As usual you start by printing out the traceable outline from the worksheet. Draw the outline lightly onto a sheet of watercolor paper. If you make a mistake, I find that kneaded erasers work great for removing unwanted pencil lines on watercolor paper. You can also use these to pick up excess graphite from the surface and leave only light pencil marks.
If you’ve been following along so far you’re probably starting picking up some of the watercolor techniques used in each of the projects. This painting begins with another variegated wash.
I painted the body of the hens, starting with a light (diluted) brown color at the top and darkening the mixture as I progressed towards the bottom. If you want to make a similar hue you can mix a warm yellow with a touch of brown (in my case I used hansa yellow deep and burnt umber).
Leave the sweater (jumper) shape untouched. This looks tricky, but the head and tail of the bird are connected by the wing shape. Keep your brush strokes fluid and work your way down through the wing and finishing up with the tail. The objective was to make the underside slightly darker and stronger in tonal value than the upper half. If you don’t see this you can also use a “charging-in” technique to drop in some stronger paint to the parts that need it. This method works by dabbing the surface of the damp wash of color so that pigments diffuse smoothly into the wash.
Note that the eye was also left white…
The word “THREE” was painted in gray, with a few white highlights here and there.
When everything is dry you can paint the wings with a glazing technique over the top of the first color (remember this is a wet-on-dry technique used to build up color intensity and value in watercolors).
I painted the hens “comb” (the wobbly thing on top of its head) with a red to brown variegated wash.
The final stage just needs a few details including the blue striped sweater (yes… I’m talking about the “jumper”). I used a nice cool blue color for this (Daniel Smith’s phthalo blue GS).

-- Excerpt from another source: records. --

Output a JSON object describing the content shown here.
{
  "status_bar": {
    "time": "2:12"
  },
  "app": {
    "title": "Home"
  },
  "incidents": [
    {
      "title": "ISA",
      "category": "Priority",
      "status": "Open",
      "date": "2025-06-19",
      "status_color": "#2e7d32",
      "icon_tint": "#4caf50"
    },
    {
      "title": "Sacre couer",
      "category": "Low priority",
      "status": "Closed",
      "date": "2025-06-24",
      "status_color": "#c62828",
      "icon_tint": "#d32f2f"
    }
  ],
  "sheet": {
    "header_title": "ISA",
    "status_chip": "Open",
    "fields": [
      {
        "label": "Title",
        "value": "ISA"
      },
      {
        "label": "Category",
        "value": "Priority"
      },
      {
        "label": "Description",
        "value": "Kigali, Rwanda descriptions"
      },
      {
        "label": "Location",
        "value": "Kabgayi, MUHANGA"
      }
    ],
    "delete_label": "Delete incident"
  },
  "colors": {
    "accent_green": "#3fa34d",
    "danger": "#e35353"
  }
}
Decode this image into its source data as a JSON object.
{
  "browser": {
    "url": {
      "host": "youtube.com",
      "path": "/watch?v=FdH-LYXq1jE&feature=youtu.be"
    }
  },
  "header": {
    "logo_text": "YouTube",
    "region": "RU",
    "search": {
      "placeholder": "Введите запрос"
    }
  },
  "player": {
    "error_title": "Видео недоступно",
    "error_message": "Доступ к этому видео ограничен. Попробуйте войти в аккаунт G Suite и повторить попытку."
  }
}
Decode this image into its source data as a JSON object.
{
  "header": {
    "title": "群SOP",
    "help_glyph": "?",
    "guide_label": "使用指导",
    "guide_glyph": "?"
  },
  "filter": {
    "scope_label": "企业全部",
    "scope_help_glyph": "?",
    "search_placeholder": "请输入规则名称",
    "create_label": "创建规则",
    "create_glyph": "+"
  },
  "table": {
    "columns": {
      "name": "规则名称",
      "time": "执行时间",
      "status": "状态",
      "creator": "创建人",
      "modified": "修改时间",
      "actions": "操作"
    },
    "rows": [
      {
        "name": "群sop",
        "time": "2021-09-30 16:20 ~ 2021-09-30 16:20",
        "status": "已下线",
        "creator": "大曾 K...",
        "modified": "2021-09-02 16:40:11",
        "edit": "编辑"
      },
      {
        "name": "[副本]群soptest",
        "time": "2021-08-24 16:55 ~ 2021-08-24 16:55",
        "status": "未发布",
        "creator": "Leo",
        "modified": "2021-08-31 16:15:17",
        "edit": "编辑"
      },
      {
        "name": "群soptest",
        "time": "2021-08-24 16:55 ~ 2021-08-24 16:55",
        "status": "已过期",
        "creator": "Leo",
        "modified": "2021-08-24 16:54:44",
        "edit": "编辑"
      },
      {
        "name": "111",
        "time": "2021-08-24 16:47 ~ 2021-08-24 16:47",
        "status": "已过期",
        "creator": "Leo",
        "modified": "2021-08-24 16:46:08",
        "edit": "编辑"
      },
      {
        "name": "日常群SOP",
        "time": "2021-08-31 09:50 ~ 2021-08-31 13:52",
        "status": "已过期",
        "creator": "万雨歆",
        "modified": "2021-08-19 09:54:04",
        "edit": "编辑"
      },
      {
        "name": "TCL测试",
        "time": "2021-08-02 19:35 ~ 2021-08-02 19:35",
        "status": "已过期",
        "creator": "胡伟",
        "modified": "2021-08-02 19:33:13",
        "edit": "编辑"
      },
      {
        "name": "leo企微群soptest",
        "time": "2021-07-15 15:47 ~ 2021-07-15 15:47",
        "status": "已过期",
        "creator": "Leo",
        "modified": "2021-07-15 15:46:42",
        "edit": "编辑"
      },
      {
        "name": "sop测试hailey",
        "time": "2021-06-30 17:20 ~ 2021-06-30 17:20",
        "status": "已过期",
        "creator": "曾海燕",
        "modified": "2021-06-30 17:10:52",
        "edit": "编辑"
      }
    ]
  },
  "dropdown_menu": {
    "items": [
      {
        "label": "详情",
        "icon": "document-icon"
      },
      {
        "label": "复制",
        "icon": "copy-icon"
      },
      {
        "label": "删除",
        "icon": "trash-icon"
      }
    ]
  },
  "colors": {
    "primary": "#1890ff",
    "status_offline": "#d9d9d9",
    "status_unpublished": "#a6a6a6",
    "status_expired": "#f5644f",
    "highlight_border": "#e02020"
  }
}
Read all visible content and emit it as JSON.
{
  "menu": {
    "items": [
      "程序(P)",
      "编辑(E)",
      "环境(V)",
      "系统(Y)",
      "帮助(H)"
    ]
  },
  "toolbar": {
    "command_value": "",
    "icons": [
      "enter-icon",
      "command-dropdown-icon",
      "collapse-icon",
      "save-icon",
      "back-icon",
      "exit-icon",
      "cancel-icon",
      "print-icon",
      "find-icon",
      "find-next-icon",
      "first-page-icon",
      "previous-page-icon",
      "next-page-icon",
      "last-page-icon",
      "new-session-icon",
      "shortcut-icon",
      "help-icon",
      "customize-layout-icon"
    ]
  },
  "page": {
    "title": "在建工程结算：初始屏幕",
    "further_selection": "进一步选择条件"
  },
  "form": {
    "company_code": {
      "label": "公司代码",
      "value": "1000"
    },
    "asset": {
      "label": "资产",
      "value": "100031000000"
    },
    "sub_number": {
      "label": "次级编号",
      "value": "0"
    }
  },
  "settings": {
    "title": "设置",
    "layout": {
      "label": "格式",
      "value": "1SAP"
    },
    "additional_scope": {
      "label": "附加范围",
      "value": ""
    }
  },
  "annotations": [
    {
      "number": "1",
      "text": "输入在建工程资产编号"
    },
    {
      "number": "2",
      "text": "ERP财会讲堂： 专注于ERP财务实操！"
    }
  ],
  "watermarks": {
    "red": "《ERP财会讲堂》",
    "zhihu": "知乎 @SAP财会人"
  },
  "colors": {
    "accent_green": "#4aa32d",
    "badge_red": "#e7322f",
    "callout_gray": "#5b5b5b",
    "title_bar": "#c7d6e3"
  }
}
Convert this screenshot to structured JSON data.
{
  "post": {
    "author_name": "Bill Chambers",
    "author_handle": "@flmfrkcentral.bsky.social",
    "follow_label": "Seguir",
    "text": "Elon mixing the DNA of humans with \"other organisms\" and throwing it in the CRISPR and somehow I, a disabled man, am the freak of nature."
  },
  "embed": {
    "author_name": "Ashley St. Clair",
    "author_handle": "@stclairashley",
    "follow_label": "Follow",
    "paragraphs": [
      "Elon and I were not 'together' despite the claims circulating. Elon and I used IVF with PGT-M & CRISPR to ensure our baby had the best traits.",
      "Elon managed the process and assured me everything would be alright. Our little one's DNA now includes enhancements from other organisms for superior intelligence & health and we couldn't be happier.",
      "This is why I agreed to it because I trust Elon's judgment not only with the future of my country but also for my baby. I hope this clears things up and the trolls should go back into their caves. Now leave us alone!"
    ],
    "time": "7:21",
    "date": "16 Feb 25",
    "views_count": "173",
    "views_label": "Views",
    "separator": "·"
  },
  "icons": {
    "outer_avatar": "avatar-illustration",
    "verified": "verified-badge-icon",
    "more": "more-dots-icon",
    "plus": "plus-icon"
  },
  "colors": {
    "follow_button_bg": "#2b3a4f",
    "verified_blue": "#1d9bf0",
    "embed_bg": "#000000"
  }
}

Then paint the beaks, the feet, and the words “french hens”…
I also added some darker gray brush strokes to the “THREE” letters to give them some three-dimensional depth.
In other words I made the “three” 3D!
Now you can show off your painting to somebody 🙂
Have a great day!
Anthony – this might sound silly but how do you transfer the traceable outline – for those of use who cannot draw, this is a most important step…
Yes, this can be tricky ! My preferred method for transferring drawings is a light box. Just print out the outline and tape it to the back of a sheet of watercolor paper, then trace…
I know not everyone has one of these, so you can also try holding it up a sunny window. Alternatively, maybe you have a glass coffee table and a spare lamp?
Failing this, the quickest and easiest traditional method is to use a soft graphite pencil on the back of the printed outline sheet. Scribble a broad layer of graphite on the back, then turn it over and trace the outline with a firm pencil onto a sheet of watercolor paper.
try not to press too hard 🙂
Hope that helps!
wow, i’m so happy with this project. I’ve done two days so far and feel like an artist. Thanks to your clear instruction and worksheets.
Merry Christmas Anthony
That’s Great Sharon!
So happy you’re enjoying the challenge.